Noted gaming lobbyist William Pascrell III, who attended Monmouth Park’s recent delayed season opening, was spotted in his “natural habitat” with a phone to his ear after correctly picking the winner of the first race.
“BP3,” as he is best known in the industry, noted a mixed bag as he spotted four gamblers in their 20s walking away from the ticket window.
“I heard them say that they couldn’t understand why they didn’t win on the 7-to-1 odds they bet the horse on, and only got 3-to-2 to win,” Pascrell III said Tuesday during a “virtual panel” as part of the SBC Digital Summit North America gaming industry event.
But starting with Saturday’s running of The Haskell card at the Oceanport racetrack, that issue can be addressed.
Fixed-odds racing — existing in a parallel universe to the traditional parimutuel figures on each race — will be an option for “punters,” as gamblers are called across the globe. That means that if you can find a wager offered at, for example, those 7-to-1 odds, you can lock it in immediately regardless of whether the price changes later.
Putting horse racing in sync with sports betting
That is a convenience for any bettor — but especially “whales” whose massive bets on mere modest gambling interest otherwise can singlehandedly tilt the playing field against them.
With fixed odds, that big-time player may be able to bet at his full preferred number by finding multiple “opponents” at portions of that figure.
Pete Fornatele, who runs the In The Money LLC website, said that fixed odds are a natural expectation for many bettors who for two years in New Jersey have grown accustomed to traditional sports betting.
“I am fortunate to have an audience that I would call ‘horse racing young’ — something like 45% of my audience is under the age of 44,” Fornatele said. “Among younger people in particular, I do sense a hunger for another alternative. Recently we have had another spate of online hand-wringing — correct hand-wringing — over some of these late odds drops and other technology flaws that we see when it comes to [the traditional]tote bet.
“I feel as if it was tough enough, when horse racing was the only game in town, to explain these odds drops and the pricing that you don’t get what you pay for necessarily. In a world where everybody is so familiar with sports betting, that bug becomes a disaster.
“If you can’t enfranchise the people who are winning at your gambling game, you’re really doing a very poor job when it comes to marketing. By teaching people to win — and making them understand how to read the form and have some notion of what value is — this is a way to bring people in and make them fans for life.”
Fornatele added that horse racing “has failed to keep up with technology” — an issue solved by fixed odds wagering.
Help from “Down Under”
It should be no surprise that Australian-based betting firm PointsBet will be offering fixed odds for Saturday’s Haskell card.

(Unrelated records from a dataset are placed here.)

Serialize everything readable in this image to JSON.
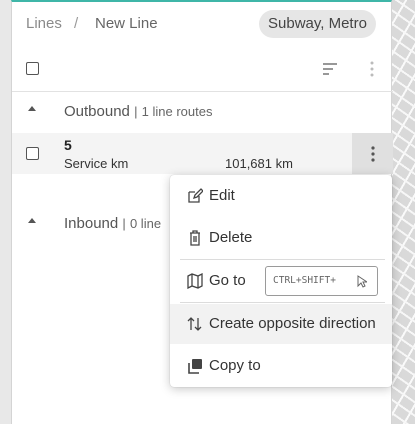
{
  "breadcrumb": {
    "root": "Lines",
    "separator": "/",
    "current": "New Line"
  },
  "mode_chip": "Subway, Metro",
  "sections": {
    "outbound": {
      "title": "Outbound",
      "separator": "|",
      "count": "1 line routes"
    },
    "inbound": {
      "title": "Inbound",
      "separator": "|",
      "count": "0 line"
    }
  },
  "route_row": {
    "name": "5",
    "metric_label": "Service km",
    "metric_value": "101,681 km"
  },
  "context_menu": {
    "edit": "Edit",
    "delete": "Delete",
    "goto": "Go to",
    "goto_shortcut": "CTRL+SHIFT+",
    "create_opposite": "Create opposite direction",
    "copy_to": "Copy to"
  },
  "colors": {
    "accent": "#3fb6a8",
    "row_bg": "#f4f4f4",
    "menu_hover": "#f2f2f2"
  },
  "icons": [
    "filter-sort-icon",
    "more-vert-icon",
    "caret-up-icon",
    "edit-icon",
    "trash-icon",
    "map-icon",
    "cursor-icon",
    "swap-vert-icon",
    "copy-icon"
  ]
}
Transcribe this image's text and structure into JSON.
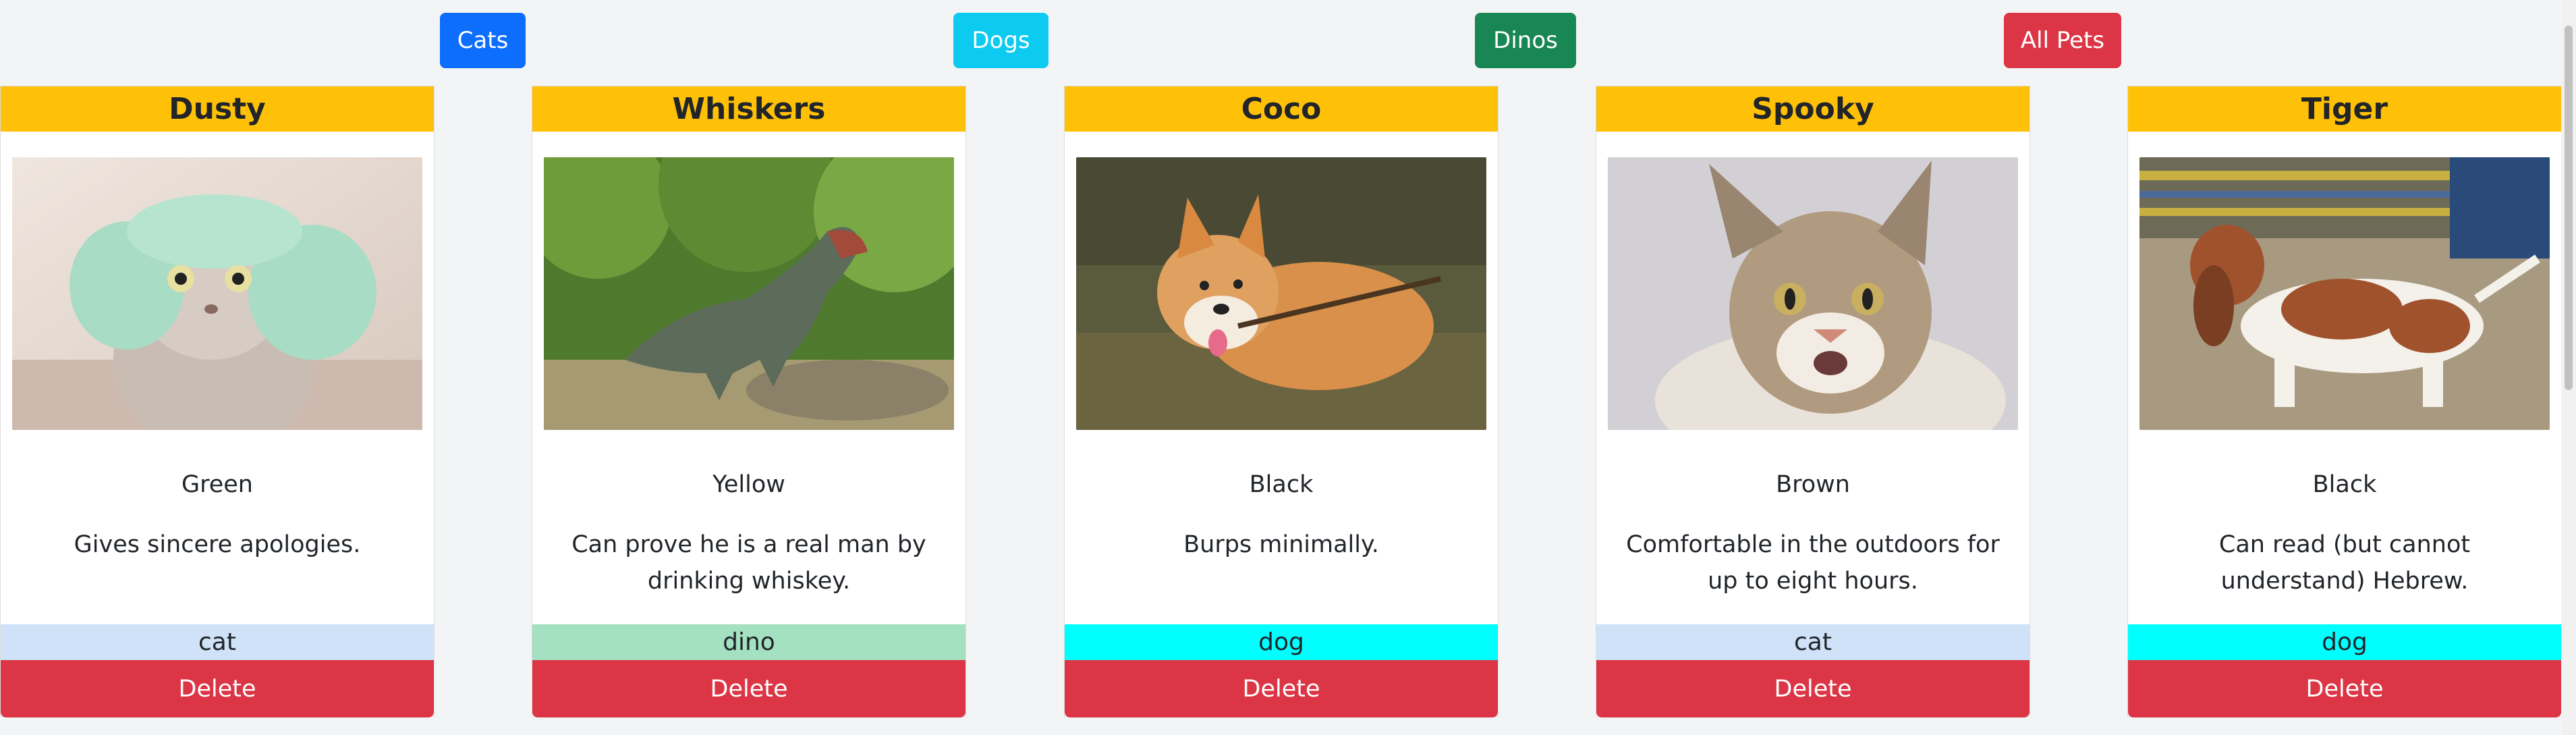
{
  "filters": {
    "cats_label": "Cats",
    "dogs_label": "Dogs",
    "dinos_label": "Dinos",
    "all_label": "All Pets"
  },
  "colors": {
    "name_header": "#ffc107",
    "cats_button": "#0d6efd",
    "dogs_button": "#0dcaf0",
    "dinos_button": "#198754",
    "all_button": "#dc3545",
    "delete_button": "#dc3545",
    "type_cat": "#cfe2f7",
    "type_dino": "#a3e1c0",
    "type_dog": "#00ffff"
  },
  "delete_label": "Delete",
  "pets": [
    {
      "name": "Dusty",
      "color": "Green",
      "description": "Gives sincere apologies.",
      "type": "cat",
      "image": "cat-in-green-hat-photo"
    },
    {
      "name": "Whiskers",
      "color": "Yellow",
      "description": "Can prove he is a real man by drinking whiskey.",
      "type": "dino",
      "image": "t-rex-statue-photo"
    },
    {
      "name": "Coco",
      "color": "Black",
      "description": "Burps minimally.",
      "type": "dog",
      "image": "corgi-with-stick-photo"
    },
    {
      "name": "Spooky",
      "color": "Brown",
      "description": "Comfortable in the outdoors for up to eight hours.",
      "type": "cat",
      "image": "maine-coon-cat-photo"
    },
    {
      "name": "Tiger",
      "color": "Black",
      "description": "Can read (but cannot understand) Hebrew.",
      "type": "dog",
      "image": "basset-hound-photo"
    }
  ]
}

Australia, with not even 10% of the population of the U.S., takes in more than twice as many horse racing wagers.
That dynamic has been fueled by millennials, BetMakers executive Dallas Baker told the SBC audience on Tuesday.
Martin Lycka of GVC Group said that fixed odds wagering not only does not cannibalize the parimutuel product, it provides the latter with an incentive to innovate, to the benefit of all.
BetMakers reached a deal with Monmouth Park in February that track operator Dennis Drazin said would “increase both the profile of Monmouth Park and horse racing in general.”
“The mechanics are easier to understand, the barrier to entry is lowered, and bookmakers can engage a different kind of demographic by broadening the market and introducing a younger generation to the sport,” said a spokesman for PointsBet, which announced its deal with BetMakers last week. “This is a potential first step in working to change how betting on horses is done in the U.S., and an attempt to revitalize a once thriving multi-billion dollar sector that has steadily declined.”
A 10-year deal with BetMakers envisions Monmouth Park as the launching pad for fixed race odds across the U.S., duplicating the gambling option available for the past decade in Australia and the United Kingdom.
Photo by Brad Penner / USA Today Sports
Subscribe to get the latest NJ online casino and sports betting news to your inbox.